Wiley
Copyright
© 2022 John Wiley & Sons Ltd
ISSN
1090-6738
eISSN
1099-1123
DOI
10.1111/ijau.12279
Publisher site
See Article on Publisher Site

Abstract

Despite decades of research on audit fees, we know very little about the cost to produce an audit. In this paper, we discuss the nature of fixed and variable costs in the audit process. We then use this cost perspective to examine the debate about the pricing of initial audit engagements, an event where marginal costs and marginal revenues are likely to diverge. This is often referred to as ‘lowballing’ which, technically, means delivering a service below cost. However, a fee discount does not necessarily indicate that revenue is below cost for an engagement. Using a sample of engagements from regional audit firms, we analyse audit fees, actual costs, and contribution margins. We find that actual contribution margins are generally positive in new engagements, suggesting that fee discounts do not result in lowballing. We attribute this to a firm pricing audits conditional on an understanding of their fixed cost structure.

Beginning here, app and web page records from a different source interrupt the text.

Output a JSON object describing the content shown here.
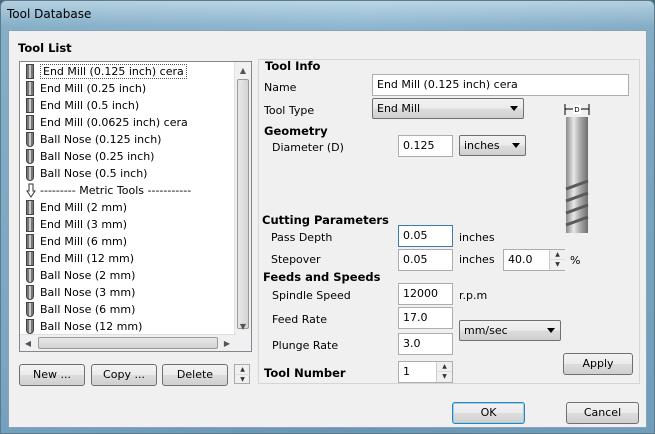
{
  "window": {
    "title": "Tool Database"
  },
  "tool_list": {
    "heading": "Tool List",
    "items": [
      {
        "label": "End Mill (0.125 inch) cera",
        "icon": "end-mill-icon",
        "selected": true
      },
      {
        "label": "End Mill (0.25 inch)",
        "icon": "end-mill-icon"
      },
      {
        "label": "End Mill (0.5 inch)",
        "icon": "end-mill-icon"
      },
      {
        "label": "End Mill (0.0625 inch) cera",
        "icon": "end-mill-icon"
      },
      {
        "label": "Ball Nose (0.125 inch)",
        "icon": "ball-nose-icon"
      },
      {
        "label": "Ball Nose (0.25 inch)",
        "icon": "ball-nose-icon"
      },
      {
        "label": "Ball Nose (0.5 inch)",
        "icon": "ball-nose-icon"
      },
      {
        "label": "--------- Metric Tools -----------",
        "icon": "group-arrow-icon"
      },
      {
        "label": "End Mill (2 mm)",
        "icon": "end-mill-icon"
      },
      {
        "label": "End Mill (3 mm)",
        "icon": "end-mill-icon"
      },
      {
        "label": "End Mill (6 mm)",
        "icon": "end-mill-icon"
      },
      {
        "label": "End Mill (12 mm)",
        "icon": "end-mill-icon"
      },
      {
        "label": "Ball Nose (2 mm)",
        "icon": "ball-nose-icon"
      },
      {
        "label": "Ball Nose (3 mm)",
        "icon": "ball-nose-icon"
      },
      {
        "label": "Ball Nose (6 mm)",
        "icon": "ball-nose-icon"
      },
      {
        "label": "Ball Nose (12 mm)",
        "icon": "ball-nose-icon"
      }
    ],
    "new_label": "New ...",
    "copy_label": "Copy ...",
    "delete_label": "Delete"
  },
  "tool_info": {
    "heading": "Tool Info",
    "name_label": "Name",
    "name_value": "End Mill (0.125 inch) cera",
    "tool_type_label": "Tool Type",
    "tool_type_value": "End Mill",
    "geometry_heading": "Geometry",
    "diameter_label": "Diameter (D)",
    "diameter_value": "0.125",
    "diameter_units": "inches",
    "diagram_label": "D"
  },
  "cutting": {
    "heading": "Cutting Parameters",
    "pass_depth_label": "Pass Depth",
    "pass_depth_value": "0.05",
    "pass_depth_units": "inches",
    "stepover_label": "Stepover",
    "stepover_value": "0.05",
    "stepover_units": "inches",
    "stepover_percent": "40.0",
    "percent_sign": "%"
  },
  "feeds": {
    "heading": "Feeds and Speeds",
    "spindle_label": "Spindle Speed",
    "spindle_value": "12000",
    "spindle_units": "r.p.m",
    "feed_label": "Feed Rate",
    "feed_value": "17.0",
    "rate_units": "mm/sec",
    "plunge_label": "Plunge Rate",
    "plunge_value": "3.0"
  },
  "tool_number": {
    "label": "Tool Number",
    "value": "1"
  },
  "buttons": {
    "apply": "Apply",
    "ok": "OK",
    "cancel": "Cancel"
  }
}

Journal

International Journal of AuditingWiley

Published: May 13, 2022

Keywords: audit costs; audit fees; lowballing

References